- **ACTIVITY**: Gather each line of the records where "case" appears.

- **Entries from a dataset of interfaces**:
▼
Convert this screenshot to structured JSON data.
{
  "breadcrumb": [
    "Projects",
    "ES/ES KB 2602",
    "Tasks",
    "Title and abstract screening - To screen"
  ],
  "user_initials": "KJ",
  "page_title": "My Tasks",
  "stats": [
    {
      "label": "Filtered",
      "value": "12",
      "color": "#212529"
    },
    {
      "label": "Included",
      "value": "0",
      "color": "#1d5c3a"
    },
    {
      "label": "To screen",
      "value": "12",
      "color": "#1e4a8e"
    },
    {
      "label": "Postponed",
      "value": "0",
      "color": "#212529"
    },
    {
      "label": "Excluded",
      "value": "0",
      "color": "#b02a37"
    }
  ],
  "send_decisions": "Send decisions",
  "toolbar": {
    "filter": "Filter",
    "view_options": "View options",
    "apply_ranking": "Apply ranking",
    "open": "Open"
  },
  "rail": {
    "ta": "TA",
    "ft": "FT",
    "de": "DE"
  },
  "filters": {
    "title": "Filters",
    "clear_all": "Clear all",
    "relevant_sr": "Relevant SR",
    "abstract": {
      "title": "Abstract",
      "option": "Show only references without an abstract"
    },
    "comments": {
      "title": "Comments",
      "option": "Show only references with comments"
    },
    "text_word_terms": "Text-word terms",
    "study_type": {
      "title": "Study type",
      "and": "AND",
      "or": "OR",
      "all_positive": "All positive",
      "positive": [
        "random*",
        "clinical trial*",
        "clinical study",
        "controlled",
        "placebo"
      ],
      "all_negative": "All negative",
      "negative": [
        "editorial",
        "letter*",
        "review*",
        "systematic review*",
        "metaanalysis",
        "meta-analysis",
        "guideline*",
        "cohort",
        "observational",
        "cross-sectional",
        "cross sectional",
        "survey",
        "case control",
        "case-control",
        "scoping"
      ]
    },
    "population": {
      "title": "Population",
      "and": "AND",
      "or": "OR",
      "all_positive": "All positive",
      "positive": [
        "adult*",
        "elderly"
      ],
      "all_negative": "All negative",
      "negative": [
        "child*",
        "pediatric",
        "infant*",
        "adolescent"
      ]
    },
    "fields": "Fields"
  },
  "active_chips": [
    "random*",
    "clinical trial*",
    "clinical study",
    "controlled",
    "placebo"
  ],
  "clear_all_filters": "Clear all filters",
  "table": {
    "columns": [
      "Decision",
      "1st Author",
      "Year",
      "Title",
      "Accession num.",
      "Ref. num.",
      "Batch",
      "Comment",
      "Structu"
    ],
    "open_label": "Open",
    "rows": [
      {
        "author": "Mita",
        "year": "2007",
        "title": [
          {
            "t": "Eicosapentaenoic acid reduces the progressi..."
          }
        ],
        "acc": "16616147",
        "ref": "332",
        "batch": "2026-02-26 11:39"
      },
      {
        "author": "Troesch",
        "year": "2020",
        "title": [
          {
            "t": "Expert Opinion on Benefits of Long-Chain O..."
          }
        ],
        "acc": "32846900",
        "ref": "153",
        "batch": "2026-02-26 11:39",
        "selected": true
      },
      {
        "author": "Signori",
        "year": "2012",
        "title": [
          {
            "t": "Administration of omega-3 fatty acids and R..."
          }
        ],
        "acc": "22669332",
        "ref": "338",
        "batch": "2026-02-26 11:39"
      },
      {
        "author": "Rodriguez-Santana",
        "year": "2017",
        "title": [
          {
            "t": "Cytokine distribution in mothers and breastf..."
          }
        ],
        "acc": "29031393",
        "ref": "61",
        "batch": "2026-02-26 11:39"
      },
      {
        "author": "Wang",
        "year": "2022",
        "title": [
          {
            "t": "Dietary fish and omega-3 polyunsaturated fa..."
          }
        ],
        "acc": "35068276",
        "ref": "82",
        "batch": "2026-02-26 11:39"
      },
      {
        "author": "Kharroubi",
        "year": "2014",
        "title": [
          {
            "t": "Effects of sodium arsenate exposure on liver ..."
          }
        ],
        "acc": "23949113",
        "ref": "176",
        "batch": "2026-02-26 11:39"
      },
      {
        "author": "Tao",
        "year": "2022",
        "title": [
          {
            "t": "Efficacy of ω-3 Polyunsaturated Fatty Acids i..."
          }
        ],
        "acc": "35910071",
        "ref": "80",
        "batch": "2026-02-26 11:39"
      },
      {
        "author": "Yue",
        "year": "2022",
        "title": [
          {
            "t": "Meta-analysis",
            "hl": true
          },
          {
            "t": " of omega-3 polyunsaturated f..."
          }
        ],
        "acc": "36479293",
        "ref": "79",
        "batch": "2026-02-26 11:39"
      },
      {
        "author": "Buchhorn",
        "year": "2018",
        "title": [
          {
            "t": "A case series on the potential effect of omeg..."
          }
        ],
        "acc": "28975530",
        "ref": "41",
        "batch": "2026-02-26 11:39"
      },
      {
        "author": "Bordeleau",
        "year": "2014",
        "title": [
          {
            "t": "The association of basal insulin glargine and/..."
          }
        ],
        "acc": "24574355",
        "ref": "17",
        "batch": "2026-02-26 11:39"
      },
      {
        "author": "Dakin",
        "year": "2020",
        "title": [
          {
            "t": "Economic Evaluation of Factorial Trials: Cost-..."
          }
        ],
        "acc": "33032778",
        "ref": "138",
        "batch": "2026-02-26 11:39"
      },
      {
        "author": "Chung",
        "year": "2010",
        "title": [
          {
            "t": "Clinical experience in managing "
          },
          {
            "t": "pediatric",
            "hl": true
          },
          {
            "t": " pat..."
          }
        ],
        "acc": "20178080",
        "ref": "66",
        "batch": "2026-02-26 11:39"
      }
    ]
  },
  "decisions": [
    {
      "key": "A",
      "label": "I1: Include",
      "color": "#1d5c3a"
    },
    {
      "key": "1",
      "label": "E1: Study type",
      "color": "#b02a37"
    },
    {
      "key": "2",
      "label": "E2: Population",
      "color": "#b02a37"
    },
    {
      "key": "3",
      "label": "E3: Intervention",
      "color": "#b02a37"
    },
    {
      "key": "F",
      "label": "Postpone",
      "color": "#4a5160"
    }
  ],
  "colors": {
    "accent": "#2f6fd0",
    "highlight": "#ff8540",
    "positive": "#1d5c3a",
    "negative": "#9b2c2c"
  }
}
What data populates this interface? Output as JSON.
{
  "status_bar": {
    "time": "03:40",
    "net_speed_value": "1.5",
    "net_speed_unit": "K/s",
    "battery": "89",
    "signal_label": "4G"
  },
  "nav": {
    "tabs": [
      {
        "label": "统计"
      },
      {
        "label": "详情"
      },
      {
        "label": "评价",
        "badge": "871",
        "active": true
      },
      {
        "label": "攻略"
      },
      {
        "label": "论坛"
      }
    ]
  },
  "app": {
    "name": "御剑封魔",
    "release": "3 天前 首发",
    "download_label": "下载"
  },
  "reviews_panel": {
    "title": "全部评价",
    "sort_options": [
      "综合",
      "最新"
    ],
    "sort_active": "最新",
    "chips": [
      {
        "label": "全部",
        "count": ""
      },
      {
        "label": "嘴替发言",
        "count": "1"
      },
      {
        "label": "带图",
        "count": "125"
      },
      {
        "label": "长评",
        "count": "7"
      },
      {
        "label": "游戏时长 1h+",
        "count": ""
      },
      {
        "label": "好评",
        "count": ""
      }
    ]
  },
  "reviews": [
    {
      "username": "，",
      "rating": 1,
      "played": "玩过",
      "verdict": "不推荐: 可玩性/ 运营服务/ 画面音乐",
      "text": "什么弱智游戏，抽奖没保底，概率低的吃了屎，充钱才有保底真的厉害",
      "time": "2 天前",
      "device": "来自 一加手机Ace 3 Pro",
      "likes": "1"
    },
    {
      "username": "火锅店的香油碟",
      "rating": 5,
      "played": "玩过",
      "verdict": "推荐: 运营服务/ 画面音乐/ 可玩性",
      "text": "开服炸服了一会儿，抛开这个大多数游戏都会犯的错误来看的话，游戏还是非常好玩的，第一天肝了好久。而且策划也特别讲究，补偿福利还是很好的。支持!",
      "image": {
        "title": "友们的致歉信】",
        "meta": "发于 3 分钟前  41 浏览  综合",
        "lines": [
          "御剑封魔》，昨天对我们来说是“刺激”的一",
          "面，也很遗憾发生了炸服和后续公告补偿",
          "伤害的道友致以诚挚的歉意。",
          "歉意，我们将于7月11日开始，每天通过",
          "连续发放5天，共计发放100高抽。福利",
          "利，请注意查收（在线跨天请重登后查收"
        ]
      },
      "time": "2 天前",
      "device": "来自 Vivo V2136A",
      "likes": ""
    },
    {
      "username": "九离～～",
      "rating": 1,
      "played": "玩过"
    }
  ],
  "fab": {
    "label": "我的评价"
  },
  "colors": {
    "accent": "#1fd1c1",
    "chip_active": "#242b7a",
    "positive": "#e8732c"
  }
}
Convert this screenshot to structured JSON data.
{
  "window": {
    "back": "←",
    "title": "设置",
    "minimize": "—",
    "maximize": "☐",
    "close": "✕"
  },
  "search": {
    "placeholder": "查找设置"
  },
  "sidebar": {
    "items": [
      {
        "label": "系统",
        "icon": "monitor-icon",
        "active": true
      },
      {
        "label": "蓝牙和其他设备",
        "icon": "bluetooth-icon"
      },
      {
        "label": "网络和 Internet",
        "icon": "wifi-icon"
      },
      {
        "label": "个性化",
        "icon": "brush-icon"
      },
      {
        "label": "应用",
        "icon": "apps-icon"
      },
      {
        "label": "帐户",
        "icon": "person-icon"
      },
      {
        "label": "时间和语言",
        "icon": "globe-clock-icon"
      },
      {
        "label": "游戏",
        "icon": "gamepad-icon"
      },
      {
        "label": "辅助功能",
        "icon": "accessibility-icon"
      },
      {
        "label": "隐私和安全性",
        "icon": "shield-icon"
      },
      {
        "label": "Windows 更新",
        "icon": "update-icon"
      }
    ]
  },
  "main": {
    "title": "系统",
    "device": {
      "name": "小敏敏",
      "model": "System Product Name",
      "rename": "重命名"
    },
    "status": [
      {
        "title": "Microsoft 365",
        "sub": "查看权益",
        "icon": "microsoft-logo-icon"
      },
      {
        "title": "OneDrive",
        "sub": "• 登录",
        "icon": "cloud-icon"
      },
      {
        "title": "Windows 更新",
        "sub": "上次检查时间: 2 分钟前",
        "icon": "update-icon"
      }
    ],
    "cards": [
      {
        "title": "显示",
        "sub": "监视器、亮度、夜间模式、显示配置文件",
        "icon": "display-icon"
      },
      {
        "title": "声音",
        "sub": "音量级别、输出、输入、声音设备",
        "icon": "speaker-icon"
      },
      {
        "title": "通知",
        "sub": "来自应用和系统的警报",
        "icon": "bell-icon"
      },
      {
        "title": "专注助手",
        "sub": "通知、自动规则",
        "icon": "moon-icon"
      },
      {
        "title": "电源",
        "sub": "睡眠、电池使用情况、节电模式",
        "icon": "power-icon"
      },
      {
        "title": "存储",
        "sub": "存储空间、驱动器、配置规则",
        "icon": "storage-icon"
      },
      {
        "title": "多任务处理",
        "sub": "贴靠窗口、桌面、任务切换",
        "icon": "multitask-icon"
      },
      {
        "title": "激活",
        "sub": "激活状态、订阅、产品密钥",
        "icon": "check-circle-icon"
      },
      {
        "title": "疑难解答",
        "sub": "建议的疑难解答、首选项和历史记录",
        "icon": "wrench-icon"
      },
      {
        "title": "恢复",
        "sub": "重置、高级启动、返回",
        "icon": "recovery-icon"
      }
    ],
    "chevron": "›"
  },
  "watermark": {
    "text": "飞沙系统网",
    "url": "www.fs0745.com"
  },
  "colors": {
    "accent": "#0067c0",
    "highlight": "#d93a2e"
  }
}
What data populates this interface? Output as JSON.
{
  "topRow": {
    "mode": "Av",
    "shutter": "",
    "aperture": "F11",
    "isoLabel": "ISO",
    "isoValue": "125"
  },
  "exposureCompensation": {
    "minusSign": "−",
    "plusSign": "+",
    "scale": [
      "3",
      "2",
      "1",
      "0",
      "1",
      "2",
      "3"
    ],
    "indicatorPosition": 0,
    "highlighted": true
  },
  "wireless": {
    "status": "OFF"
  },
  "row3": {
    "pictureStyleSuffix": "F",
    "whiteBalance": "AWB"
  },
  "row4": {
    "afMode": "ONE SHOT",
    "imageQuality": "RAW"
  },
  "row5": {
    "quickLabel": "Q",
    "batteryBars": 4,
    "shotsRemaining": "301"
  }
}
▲
- **WRITTEN REPLY**:
        "case control",
        "case-control",
            "t": "A case series on the potential effect of omeg..."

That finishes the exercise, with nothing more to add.